Ralph Breaks The Internet
Bob Dylan and his Band at the Beacon Theater from Friday November 23 2018 through Saturday December 1 2018. His recent output includes his 38th studio album (Triplicate, in which Dylan extends his recent excavation of jazzy, classic cover songs) and the 14th volume of his Bootleg series, which unearths a trove of gems from his acclaimed Blood on the Trackssessions. There’s no reason to expect anything other than business as usual at these shows, though: a raspy-voiced trawl through one of America’s signature songbooks, driven by the mystical momentum of Dylan’s beloved bluesy folk song forms.
Blind Boys of Alabama Christmas Show with Amy Black at the City Winery, 155 Varick St, on November 28, 2018. Formed in 1939 at the Alabama Institute for the Negro Deaf and Blind, the Blind Boys of Alabama have since collected five Grammy Awards, been inducted to the Gospel Hall of Fame, recorded a freaky album with pedal-steel prodigy Robert Randolph and shared bills with Prince (at a club) and Bob Dylan (at the White House). Here, they kick off the Christmas season with the help of singer-songwriter Amy Black.
The 2018 Christmas Spectacular is now delighting audiences at the world famous Art Deco palace- Radio City Music Hall! Don’t miss your chance to see the 2018 Christmas Spectacular at the one of a kind Radio City Rockettes now until January 1.
Radio City Christmas Spectacular at Radio City Music Hall
A Christmas Carol in Harlem– Aaron Davis Hall, City College of New York. Set in present day Harlem, this holiday treasure is dramatized with Classical Theatre of Harlem’s signature style of infusing classic works with an uptown flair. Anthony Vaughn Merchant plays Ebenezer Scrooge in the Classical Theatre of Harlem’s contemporary update of Charles Dickens’s holiday novella about a miser who gets spooked into accepting the Christmas spirit. Steve H. Broadnax III directs Shawn René Graham’s adaptation, Scrooge is an uptown New York real-estate vulture; modernized carols helps keep the yuletide high. The production runs November 27 through December 8.
What To Send Up When It Goes Down– A.R.T./New York Theatres, Hell’s Kitchen. There are two concentric parts to Aleshea Harris’s part-ceremony, part-play What to Send Up When It Goes Down. In the show’s outer ring, conducted both before and after the core performance, the audience is led through a group activity focused on solidarity and witnessing that is described as “a ritual first and foremost for black people.” (The script asks that the show be dedicated to a person killed recently by racist violence.) Led by actor Kambi Gathesha, we embark on some community work: We pass a talking rock around a participation circle; we share a primal shout.
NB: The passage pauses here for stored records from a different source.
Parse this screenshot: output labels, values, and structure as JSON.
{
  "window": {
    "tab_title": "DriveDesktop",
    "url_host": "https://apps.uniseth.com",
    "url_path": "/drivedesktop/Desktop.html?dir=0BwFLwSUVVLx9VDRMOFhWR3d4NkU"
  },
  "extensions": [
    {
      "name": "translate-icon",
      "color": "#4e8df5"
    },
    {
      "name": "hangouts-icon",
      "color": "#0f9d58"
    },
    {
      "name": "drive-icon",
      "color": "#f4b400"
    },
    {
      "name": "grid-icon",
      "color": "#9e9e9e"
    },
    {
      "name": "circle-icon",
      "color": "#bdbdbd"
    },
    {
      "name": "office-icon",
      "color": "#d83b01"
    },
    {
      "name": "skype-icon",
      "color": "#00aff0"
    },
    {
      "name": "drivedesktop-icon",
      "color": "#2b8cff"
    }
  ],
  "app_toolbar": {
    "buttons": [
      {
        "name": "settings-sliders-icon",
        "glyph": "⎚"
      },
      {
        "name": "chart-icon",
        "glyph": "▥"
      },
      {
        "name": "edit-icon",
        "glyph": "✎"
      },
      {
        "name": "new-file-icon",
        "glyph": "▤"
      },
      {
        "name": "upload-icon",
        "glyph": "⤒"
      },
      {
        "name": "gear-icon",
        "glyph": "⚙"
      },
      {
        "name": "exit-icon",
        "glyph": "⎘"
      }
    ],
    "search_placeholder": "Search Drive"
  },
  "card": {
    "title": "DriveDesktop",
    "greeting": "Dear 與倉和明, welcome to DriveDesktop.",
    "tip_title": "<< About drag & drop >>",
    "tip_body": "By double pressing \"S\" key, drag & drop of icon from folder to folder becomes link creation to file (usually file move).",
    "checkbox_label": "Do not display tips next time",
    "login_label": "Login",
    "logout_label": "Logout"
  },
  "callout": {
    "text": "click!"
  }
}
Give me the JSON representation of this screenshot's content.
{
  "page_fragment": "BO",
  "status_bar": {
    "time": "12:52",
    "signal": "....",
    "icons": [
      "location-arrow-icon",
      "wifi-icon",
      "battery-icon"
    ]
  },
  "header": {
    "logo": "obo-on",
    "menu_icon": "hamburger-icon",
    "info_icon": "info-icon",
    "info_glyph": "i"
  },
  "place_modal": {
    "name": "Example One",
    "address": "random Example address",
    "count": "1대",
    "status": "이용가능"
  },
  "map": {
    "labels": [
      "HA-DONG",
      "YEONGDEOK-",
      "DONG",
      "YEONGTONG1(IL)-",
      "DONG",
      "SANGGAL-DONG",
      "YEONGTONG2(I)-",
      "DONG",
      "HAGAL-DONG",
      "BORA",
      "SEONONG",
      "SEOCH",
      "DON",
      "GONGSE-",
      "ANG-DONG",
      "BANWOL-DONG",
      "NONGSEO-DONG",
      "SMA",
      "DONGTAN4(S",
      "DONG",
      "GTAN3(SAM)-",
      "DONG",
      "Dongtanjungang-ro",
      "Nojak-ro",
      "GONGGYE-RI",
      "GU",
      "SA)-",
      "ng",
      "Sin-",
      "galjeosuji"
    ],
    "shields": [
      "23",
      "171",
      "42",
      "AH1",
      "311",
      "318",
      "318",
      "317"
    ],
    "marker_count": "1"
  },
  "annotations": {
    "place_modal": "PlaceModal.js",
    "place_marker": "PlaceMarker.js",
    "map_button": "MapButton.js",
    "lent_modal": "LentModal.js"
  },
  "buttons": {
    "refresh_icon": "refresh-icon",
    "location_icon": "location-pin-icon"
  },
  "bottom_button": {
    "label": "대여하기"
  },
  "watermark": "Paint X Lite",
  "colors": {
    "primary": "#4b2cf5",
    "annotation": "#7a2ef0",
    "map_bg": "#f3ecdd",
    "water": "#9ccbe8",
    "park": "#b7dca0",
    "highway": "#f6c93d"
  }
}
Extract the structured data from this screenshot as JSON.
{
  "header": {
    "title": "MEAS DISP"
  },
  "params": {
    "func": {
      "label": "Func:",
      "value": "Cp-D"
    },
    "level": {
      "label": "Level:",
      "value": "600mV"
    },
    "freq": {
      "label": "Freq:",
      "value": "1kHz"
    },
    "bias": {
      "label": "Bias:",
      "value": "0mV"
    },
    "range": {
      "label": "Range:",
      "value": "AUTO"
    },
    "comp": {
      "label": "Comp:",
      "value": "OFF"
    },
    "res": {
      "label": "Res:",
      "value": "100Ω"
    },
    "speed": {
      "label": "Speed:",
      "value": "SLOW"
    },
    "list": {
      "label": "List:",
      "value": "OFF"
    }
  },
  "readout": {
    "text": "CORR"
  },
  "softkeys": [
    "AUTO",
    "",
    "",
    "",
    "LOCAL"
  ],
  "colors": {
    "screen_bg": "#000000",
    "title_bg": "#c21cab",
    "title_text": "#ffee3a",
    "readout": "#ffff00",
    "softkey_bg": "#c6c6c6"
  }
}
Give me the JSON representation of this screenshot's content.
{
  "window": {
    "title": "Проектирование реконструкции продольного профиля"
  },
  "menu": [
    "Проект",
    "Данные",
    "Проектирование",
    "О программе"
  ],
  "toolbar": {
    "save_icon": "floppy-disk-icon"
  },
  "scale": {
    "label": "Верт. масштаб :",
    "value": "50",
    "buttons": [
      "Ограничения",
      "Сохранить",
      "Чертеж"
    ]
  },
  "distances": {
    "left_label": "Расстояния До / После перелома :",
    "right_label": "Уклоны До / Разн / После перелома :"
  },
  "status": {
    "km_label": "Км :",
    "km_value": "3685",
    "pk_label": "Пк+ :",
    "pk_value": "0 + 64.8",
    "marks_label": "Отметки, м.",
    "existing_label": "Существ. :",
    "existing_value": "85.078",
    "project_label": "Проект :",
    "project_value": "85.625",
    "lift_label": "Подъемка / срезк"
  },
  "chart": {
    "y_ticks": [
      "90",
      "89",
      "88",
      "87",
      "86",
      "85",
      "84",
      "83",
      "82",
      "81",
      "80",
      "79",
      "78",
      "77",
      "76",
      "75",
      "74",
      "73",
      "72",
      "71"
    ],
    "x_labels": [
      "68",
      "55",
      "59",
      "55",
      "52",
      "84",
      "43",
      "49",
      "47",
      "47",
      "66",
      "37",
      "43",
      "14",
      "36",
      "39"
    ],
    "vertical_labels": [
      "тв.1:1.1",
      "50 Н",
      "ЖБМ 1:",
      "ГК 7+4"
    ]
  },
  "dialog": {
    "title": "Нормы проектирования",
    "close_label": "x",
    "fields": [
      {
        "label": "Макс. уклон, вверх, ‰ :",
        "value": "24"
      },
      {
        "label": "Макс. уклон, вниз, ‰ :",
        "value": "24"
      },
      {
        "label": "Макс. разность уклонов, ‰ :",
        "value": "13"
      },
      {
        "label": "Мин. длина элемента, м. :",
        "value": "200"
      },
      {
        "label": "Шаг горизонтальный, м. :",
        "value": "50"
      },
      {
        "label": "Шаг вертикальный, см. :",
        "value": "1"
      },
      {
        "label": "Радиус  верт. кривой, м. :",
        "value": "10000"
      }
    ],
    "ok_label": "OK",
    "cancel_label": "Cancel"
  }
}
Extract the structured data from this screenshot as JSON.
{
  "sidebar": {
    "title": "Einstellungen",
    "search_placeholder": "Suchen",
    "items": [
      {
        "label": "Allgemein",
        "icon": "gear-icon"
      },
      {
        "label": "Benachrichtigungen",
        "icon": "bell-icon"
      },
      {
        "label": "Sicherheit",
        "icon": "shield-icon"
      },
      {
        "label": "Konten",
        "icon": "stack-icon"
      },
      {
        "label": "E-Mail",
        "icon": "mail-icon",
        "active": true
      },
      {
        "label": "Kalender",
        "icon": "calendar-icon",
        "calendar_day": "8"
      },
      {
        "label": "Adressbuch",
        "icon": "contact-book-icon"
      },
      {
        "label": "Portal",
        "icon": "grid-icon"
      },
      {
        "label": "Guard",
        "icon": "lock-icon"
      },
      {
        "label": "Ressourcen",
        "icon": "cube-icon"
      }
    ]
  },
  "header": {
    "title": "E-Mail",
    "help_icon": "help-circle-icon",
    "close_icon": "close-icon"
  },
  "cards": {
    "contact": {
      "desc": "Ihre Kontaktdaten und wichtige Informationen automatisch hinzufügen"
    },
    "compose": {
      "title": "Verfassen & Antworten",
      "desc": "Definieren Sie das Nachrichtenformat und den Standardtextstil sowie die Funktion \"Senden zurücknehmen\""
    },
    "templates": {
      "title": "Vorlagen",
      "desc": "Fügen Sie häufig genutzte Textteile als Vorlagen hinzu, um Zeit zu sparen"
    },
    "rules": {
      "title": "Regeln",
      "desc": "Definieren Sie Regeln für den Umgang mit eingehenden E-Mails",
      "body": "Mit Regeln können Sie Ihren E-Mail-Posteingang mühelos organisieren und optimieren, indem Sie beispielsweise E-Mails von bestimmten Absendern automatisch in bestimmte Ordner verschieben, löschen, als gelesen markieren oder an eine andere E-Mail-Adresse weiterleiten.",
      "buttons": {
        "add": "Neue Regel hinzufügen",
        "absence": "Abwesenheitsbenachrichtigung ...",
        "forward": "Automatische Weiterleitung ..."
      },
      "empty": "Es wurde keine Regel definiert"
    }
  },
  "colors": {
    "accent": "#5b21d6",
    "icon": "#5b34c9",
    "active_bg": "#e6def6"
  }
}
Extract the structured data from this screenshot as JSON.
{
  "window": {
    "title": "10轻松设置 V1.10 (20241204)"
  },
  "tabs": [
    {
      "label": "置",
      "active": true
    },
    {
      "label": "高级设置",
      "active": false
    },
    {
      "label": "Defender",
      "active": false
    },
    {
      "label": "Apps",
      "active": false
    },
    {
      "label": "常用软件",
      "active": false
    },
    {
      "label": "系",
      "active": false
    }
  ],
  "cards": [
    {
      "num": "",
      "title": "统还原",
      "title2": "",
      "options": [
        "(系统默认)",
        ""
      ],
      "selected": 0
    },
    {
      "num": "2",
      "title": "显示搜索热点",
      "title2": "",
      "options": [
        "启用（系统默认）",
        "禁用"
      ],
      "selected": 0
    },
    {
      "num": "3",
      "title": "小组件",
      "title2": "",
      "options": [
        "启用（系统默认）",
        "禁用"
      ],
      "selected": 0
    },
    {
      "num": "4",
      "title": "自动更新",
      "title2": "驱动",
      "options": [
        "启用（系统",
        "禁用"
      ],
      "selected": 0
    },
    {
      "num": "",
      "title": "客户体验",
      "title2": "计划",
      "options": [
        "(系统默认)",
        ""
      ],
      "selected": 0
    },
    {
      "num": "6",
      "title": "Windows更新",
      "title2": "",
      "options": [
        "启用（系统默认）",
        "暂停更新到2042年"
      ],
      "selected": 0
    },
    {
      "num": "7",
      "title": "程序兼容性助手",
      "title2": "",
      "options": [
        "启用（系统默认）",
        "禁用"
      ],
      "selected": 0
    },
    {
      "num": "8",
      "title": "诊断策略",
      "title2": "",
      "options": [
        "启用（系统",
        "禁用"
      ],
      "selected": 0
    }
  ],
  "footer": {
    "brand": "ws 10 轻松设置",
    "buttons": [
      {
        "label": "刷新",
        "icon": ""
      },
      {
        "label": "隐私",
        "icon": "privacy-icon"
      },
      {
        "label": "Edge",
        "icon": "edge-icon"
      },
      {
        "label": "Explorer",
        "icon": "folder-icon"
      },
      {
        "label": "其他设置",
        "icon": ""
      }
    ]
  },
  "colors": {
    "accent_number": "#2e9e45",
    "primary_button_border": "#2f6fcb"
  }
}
For some, this will be nourishing, even if the therapy dynamic is an awkward fit with its theatrical surrounding. You don’t usually pay for church.
The annual Macy’s Thanksgiving Day Parade is the world’s largest parade. The three-hour parade is held in Manhattan from 9:00 a.m. to 12:00 p.m and has been televised nationally on NBC since 1952. Renowned worldwide for it character balloons, colorful floats and musical entertainment the parade offers wonderment for the young and old.
The Rockefeller Center Christmas Tree will be lit for the holiday season on Wednesday, November 28 during a special ceremony. There will be fantastic performers and live music starting from 8 tp 10pm. The hosts for the evening are co-anchors of NBC News’ TODAY Savannah Guthrie, Hoda Kotb, news anchor Craig Melvin, Al Roker of NBC’s TODAY.
Eight Amazing Facts About the Rockefeller Center Christmas Tree
FrankieFridays is Brooklyn’s best kept house music secret! The party takes place every Friday at The Happiness Lounge, 1458 St. Johns Place (bet. Utica Avenue and Rochester Avenue). The party rocks the best dance classics and soulful house music masterfully mixed by New York City’s own DJ Frankie Paradise. The predominantly mature gay crowd are there to get down, and create a warm inviting atmosphere for all. Reasonably prices drinks and a small admission price (feels more like a donation) of $5 before midnight and $10 after makes this the don’t miss Friday night dance party.
We look forward to seeing you Out and About